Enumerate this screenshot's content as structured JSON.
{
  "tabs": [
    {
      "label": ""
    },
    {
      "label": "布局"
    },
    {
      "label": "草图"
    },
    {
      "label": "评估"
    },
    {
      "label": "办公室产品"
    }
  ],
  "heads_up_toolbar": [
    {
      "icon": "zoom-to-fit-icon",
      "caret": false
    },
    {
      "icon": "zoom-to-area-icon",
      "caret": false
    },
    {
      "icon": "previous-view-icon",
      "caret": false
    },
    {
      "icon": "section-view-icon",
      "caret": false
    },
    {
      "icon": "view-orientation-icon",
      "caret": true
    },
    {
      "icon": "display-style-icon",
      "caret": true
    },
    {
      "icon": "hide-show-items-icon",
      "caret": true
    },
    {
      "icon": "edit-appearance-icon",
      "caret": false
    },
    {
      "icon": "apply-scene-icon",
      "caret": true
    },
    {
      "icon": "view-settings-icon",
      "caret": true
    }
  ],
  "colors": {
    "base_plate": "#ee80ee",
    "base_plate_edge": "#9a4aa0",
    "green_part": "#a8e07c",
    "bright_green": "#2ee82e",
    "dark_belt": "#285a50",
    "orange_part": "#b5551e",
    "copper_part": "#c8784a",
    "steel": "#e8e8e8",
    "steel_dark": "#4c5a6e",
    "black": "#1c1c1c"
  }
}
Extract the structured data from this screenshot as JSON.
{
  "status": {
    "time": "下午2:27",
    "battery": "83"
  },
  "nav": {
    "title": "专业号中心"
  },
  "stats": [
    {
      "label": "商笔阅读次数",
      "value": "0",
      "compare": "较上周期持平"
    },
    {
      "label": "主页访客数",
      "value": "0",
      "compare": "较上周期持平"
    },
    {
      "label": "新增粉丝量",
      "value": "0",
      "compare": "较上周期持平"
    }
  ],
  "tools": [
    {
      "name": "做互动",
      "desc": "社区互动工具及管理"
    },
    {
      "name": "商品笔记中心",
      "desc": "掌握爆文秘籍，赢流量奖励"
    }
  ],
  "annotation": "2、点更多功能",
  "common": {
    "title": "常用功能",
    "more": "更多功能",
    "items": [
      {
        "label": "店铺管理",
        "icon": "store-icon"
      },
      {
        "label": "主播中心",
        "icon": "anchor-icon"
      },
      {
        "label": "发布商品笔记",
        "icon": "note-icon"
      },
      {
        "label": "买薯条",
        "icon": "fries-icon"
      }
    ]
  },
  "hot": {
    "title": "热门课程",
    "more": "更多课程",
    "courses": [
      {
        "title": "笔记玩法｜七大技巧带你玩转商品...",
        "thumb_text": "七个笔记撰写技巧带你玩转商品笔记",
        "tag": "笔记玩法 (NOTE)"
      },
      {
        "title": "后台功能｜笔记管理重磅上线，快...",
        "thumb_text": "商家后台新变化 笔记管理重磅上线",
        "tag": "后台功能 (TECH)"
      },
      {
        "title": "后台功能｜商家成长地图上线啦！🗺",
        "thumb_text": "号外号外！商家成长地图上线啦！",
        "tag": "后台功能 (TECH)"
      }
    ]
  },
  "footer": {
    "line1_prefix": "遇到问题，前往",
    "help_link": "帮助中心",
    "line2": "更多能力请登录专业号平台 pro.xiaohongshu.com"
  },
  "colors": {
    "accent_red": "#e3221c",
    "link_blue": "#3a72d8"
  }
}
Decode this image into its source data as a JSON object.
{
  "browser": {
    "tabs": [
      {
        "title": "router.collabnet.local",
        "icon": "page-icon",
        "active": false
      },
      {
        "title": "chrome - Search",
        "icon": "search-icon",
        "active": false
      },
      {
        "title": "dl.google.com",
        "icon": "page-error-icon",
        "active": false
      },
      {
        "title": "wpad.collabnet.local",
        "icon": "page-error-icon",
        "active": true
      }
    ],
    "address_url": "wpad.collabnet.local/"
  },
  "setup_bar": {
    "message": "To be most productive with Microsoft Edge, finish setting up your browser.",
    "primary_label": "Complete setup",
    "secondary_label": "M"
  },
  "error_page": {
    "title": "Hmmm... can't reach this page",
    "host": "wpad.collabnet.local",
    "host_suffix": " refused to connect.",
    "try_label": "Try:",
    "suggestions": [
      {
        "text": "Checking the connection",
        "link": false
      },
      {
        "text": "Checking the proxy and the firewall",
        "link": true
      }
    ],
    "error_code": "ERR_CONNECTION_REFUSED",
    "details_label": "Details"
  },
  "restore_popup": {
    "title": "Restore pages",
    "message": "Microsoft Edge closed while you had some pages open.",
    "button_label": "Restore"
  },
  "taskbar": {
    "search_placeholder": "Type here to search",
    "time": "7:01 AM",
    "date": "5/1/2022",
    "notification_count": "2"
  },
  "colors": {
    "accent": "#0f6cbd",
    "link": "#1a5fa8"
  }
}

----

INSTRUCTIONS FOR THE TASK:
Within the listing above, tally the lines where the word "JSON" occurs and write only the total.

RESULT FOR THIS TASK:
3